[AIM OF THE TASK] May I please have every record restated word for word, with the images left out?

[LISTED RECORDS]
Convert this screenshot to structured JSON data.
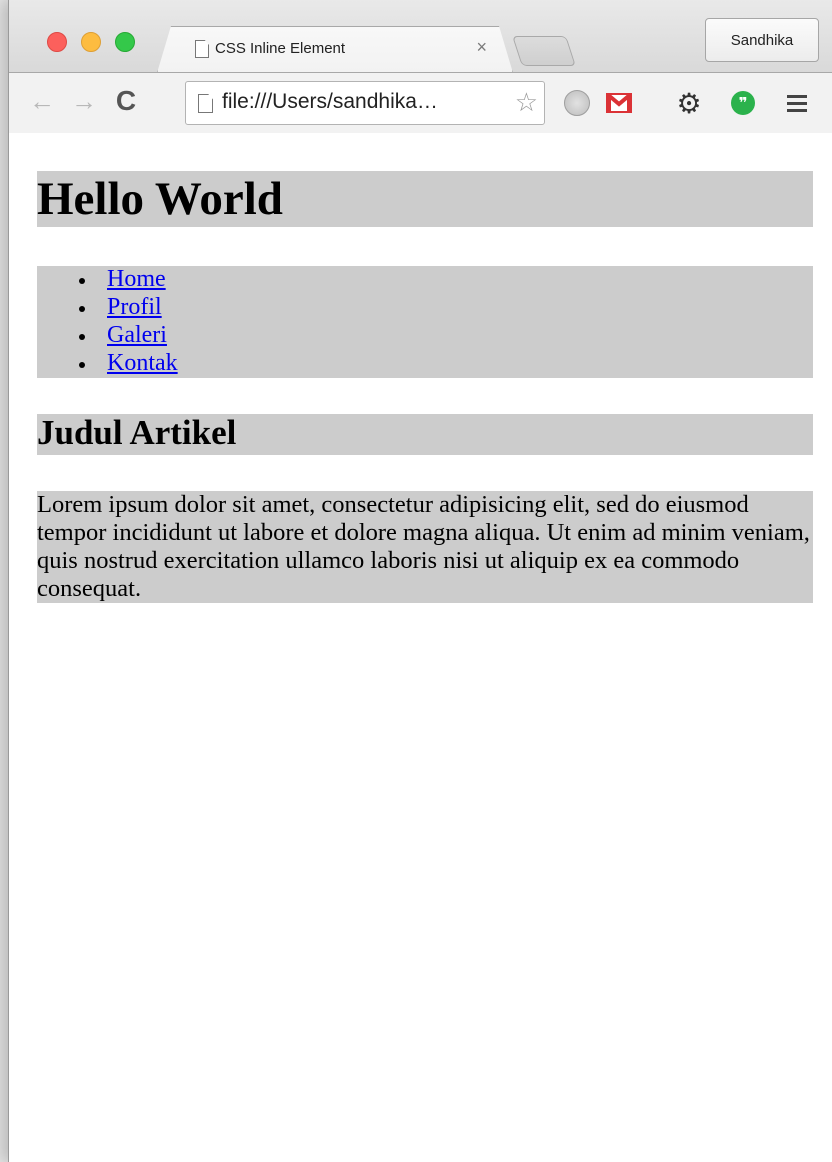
{
  "browser": {
    "tab": {
      "title": "CSS Inline Element",
      "close_glyph": "×"
    },
    "profile": "Sandhika",
    "toolbar": {
      "back_glyph": "←",
      "forward_glyph": "→",
      "reload_glyph": "C",
      "address": "file:///Users/sandhika…",
      "star_glyph": "☆",
      "extensions": [
        "stop-icon",
        "gmail-icon",
        "gear-icon",
        "hangouts-icon",
        "menu-icon"
      ]
    }
  },
  "page": {
    "heading": "Hello World",
    "nav": [
      "Home",
      "Profil",
      "Galeri",
      "Kontak"
    ],
    "article_title": "Judul Artikel",
    "paragraph": "Lorem ipsum dolor sit amet, consectetur adipisicing elit, sed do eiusmod tempor incididunt ut labore et dolore magna aliqua. Ut enim ad minim veniam, quis nostrud exercitation ullamco laboris nisi ut aliquip ex ea commodo consequat."
  },
  "colors": {
    "block_background": "#cccccc",
    "link": "#0000ee",
    "gmail_red": "#db3236",
    "hangouts_green": "#2bb24c"
  }
}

[YOUR RESPONSE]
Convert this screenshot to structured JSON data.
{
  "browser": {
    "tab": {
      "title": "CSS Inline Element",
      "close_glyph": "×"
    },
    "profile": "Sandhika",
    "toolbar": {
      "back_glyph": "←",
      "forward_glyph": "→",
      "reload_glyph": "C",
      "address": "file:///Users/sandhika…",
      "star_glyph": "☆",
      "extensions": [
        "stop-icon",
        "gmail-icon",
        "gear-icon",
        "hangouts-icon",
        "menu-icon"
      ]
    }
  },
  "page": {
    "heading": "Hello World",
    "nav": [
      "Home",
      "Profil",
      "Galeri",
      "Kontak"
    ],
    "article_title": "Judul Artikel",
    "paragraph": "Lorem ipsum dolor sit amet, consectetur adipisicing elit, sed do eiusmod tempor incididunt ut labore et dolore magna aliqua. Ut enim ad minim veniam, quis nostrud exercitation ullamco laboris nisi ut aliquip ex ea commodo consequat."
  },
  "colors": {
    "block_background": "#cccccc",
    "link": "#0000ee",
    "gmail_red": "#db3236",
    "hangouts_green": "#2bb24c"
  }
}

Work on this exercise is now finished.